Less than one week since the Taliban swept into Kabul, governments are starting to consider the thorny question of when and if they should recognize the Islamist group as Afghanistan’s legitimate governing power.
A U.N. Security Council-designated terrorist group since 1999, the Taliban have been a pariah for more than two decades.
When the Taliban emerged from the ashes of the Soviet Union’s nearly 10-year-long failed war in Afghanistan and rose to power in the mid-1990s, only three countries formally recognized their control over the country – Pakistan, Saudi Arabia and the United Arab Emirates.
As capitals now debate the risks and benefits of recognizing the group, they are unlikely to rush to decide and may wait to let other governments go first.
The U.S. State Department this week noted that “there has not been a formal transfer of power” in Afghanistan and has avoided saying who it recognizes as the governing power.
Countries like Russia and China are eyeing the regional security vacuum left by the U.S. withdrawal and are more likely to recognize the Taliban as a means to expanding their own influence.
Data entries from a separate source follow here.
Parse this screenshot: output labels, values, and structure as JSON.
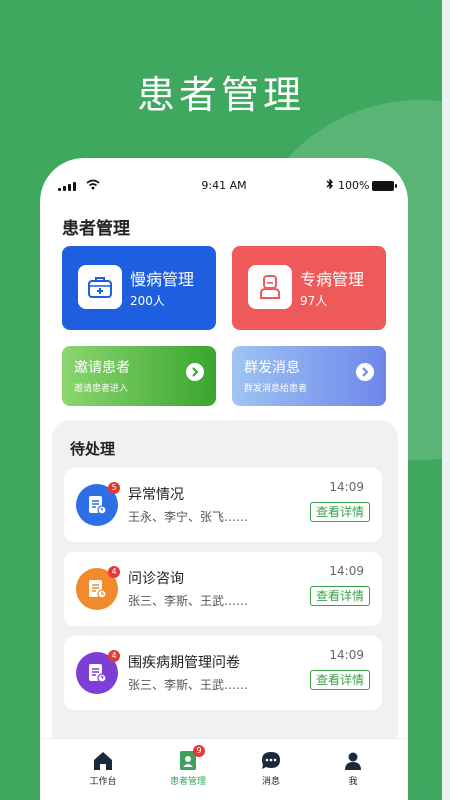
{
  "hero": {
    "title": "患者管理"
  },
  "status_bar": {
    "time": "9:41 AM",
    "battery": "100%"
  },
  "page": {
    "title": "患者管理"
  },
  "cards": {
    "chronic": {
      "title": "慢病管理",
      "count": "200人",
      "color": "#1e5fe0"
    },
    "special": {
      "title": "专病管理",
      "count": "97人",
      "color": "#ee5a5a"
    },
    "invite": {
      "title": "邀请患者",
      "subtitle": "邀请患者进入"
    },
    "broadcast": {
      "title": "群发消息",
      "subtitle": "群发消息给患者"
    }
  },
  "pending": {
    "title": "待处理",
    "items": [
      {
        "title": "异常情况",
        "names": "王永、李宁、张飞……",
        "time": "14:09",
        "badge": "5",
        "action": "查看详情",
        "color": "#2f6fe6",
        "icon": "abnormal-doc-icon"
      },
      {
        "title": "问诊咨询",
        "names": "张三、李斯、王武……",
        "time": "14:09",
        "badge": "4",
        "action": "查看详情",
        "color": "#f08a2a",
        "icon": "consult-doc-icon"
      },
      {
        "title": "围疾病期管理问卷",
        "names": "张三、李斯、王武……",
        "time": "14:09",
        "badge": "4",
        "action": "查看详情",
        "color": "#7b3fd6",
        "icon": "questionnaire-doc-icon"
      }
    ]
  },
  "tabbar": {
    "items": [
      {
        "label": "工作台",
        "icon": "home-icon"
      },
      {
        "label": "患者管理",
        "icon": "patient-icon",
        "badge": "9",
        "active": true
      },
      {
        "label": "消息",
        "icon": "message-icon"
      },
      {
        "label": "我",
        "icon": "user-icon"
      }
    ]
  },
  "colors": {
    "brand_green": "#3ea75f",
    "active_tab": "#3aa15a",
    "badge_red": "#e53935"
  }
}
“Ultimately, while Western members of the Security Council are focusing on issues like women's rights, Russia is most interested in regional security and the drug trade,” said International Crisis Group U.N. Director Richard Gowan. “China and Russia have good reasons to be pragmatic in dealing with the Taliban, given their immediate regional concerns.”
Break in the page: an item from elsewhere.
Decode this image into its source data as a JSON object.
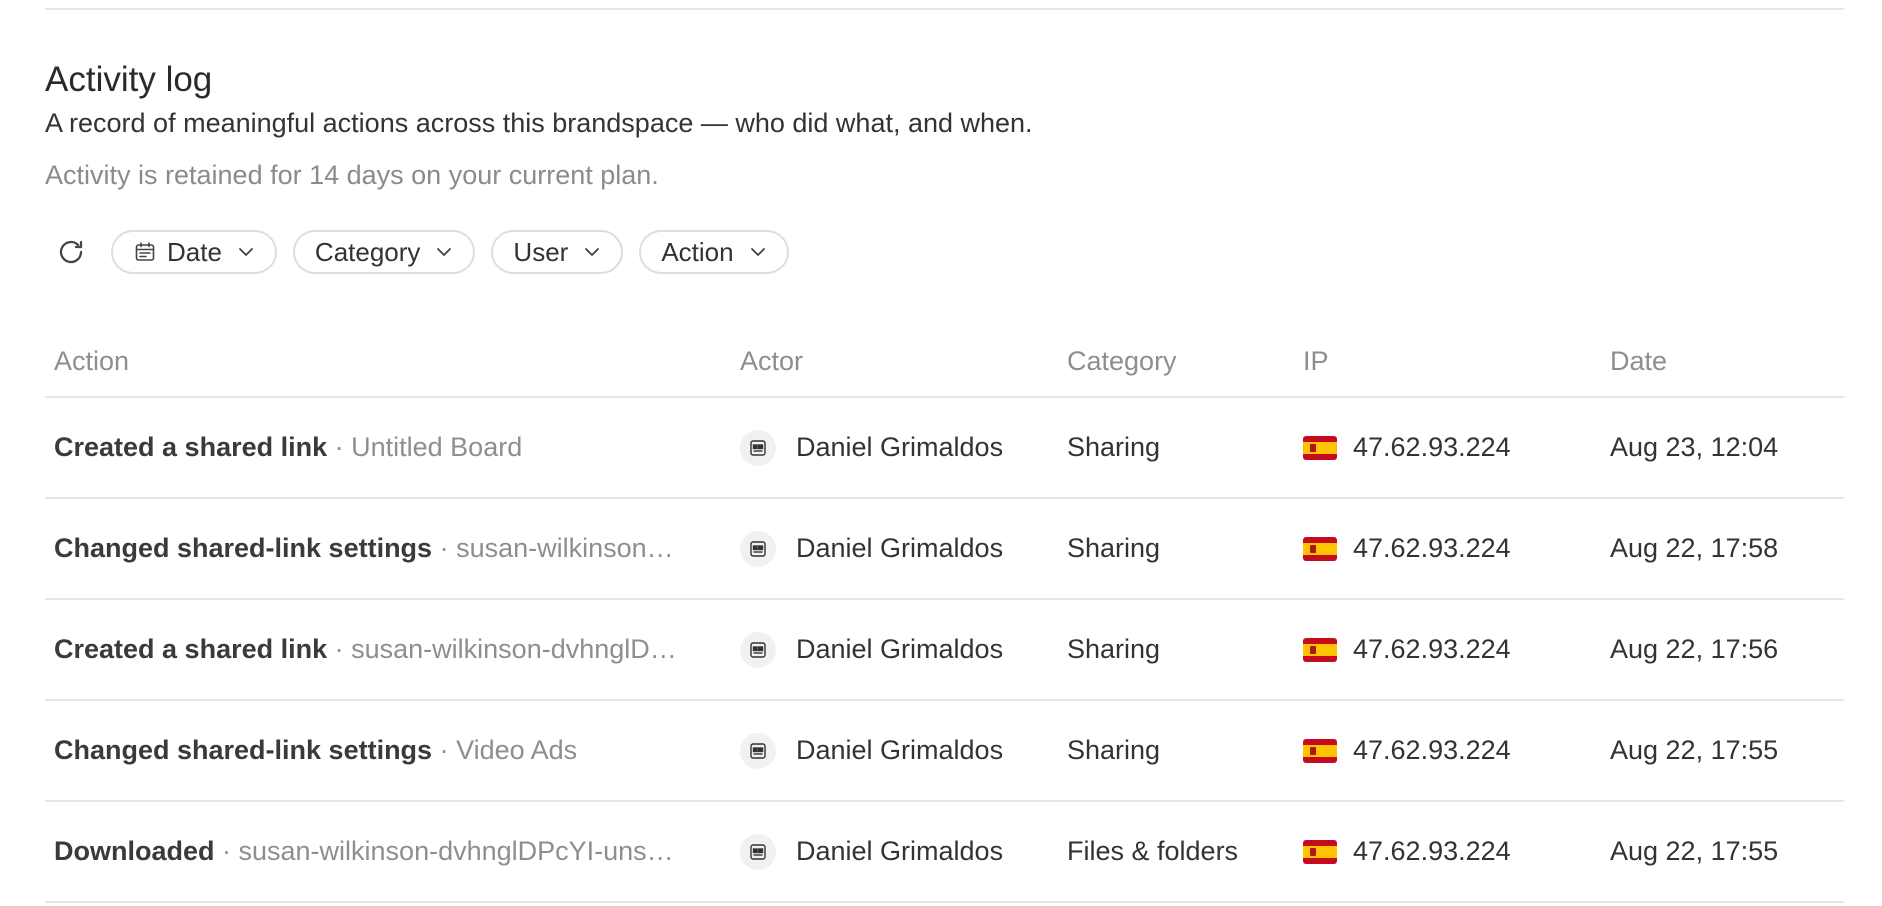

“There is no point in panicking,” said Russia’s U.N. Ambassador Vassily Nebenzia at an emergency meeting of the Security Council on August 16, a day after the Taliban seized Kabul. He said Moscow’s embassy would continue to operate as normal.
“As regards our further official steps regarding the Taliban, we will determine them while proceeding from concrete developments and the Taliban’s specific actions,” the Russian envoy said.
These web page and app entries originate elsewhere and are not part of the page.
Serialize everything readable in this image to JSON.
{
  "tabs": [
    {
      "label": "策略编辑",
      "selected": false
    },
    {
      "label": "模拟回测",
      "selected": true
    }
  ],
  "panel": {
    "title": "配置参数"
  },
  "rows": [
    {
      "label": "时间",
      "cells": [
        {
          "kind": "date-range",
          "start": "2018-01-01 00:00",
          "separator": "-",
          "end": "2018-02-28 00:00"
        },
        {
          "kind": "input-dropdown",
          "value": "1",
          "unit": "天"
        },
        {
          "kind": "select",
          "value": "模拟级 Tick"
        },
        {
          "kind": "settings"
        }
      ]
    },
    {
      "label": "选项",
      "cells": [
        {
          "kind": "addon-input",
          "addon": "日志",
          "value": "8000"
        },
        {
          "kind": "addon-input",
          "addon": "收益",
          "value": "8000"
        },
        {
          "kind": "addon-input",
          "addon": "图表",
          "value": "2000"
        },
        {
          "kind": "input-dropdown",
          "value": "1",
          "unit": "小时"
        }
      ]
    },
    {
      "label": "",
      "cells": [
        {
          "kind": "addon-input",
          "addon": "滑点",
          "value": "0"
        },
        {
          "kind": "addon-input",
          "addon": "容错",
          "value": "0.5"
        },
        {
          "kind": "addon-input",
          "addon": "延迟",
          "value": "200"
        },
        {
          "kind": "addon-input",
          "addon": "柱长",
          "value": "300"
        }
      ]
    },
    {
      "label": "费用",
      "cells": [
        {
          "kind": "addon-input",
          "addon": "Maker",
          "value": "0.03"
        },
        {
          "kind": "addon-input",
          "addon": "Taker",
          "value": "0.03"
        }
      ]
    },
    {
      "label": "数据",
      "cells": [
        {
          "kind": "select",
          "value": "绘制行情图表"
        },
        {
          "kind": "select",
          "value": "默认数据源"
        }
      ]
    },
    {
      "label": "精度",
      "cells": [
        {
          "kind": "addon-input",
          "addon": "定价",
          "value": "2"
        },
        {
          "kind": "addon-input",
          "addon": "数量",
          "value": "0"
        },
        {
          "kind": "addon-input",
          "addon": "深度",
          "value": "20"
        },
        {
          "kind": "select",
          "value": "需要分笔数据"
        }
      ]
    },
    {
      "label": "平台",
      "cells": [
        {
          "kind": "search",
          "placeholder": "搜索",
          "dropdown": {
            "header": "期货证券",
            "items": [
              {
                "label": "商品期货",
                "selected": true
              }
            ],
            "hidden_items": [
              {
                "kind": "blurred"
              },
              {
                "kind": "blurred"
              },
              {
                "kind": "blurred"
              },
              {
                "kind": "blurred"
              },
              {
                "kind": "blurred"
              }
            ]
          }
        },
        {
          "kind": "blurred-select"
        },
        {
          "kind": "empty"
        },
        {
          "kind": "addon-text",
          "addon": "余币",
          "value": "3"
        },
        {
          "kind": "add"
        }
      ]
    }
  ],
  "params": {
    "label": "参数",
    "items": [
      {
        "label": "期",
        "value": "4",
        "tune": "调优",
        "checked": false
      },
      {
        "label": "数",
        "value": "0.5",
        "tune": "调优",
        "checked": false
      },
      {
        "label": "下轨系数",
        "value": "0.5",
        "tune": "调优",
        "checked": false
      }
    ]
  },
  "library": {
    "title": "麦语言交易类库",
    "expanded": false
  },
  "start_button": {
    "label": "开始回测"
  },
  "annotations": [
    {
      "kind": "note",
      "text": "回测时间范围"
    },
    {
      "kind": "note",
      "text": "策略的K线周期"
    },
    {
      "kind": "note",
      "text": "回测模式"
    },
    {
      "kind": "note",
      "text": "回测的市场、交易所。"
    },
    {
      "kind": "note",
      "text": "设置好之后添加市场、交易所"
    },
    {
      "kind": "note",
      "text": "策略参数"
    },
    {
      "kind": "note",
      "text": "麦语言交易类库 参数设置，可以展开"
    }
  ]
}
China urges encouragement
China recently hosted nine Taliban leaders in the northern city of Tianjin, and on Thursday called on the international community to “encourage and guide” the Taliban in a positive direction, instead of exerting more pressure.
Pakistan, which has long been a safe haven for the group, said it was making “active efforts” to promote an inclusive political settlement in Afghanistan.
Western nations could also take a group approach to the recognition issue. Next week, officials of the Group of Seven leading industrial nations will meet to discuss developments. Leaders could agree a list of benchmarks the Taliban would have to meet before they would consider diplomatic acceptance.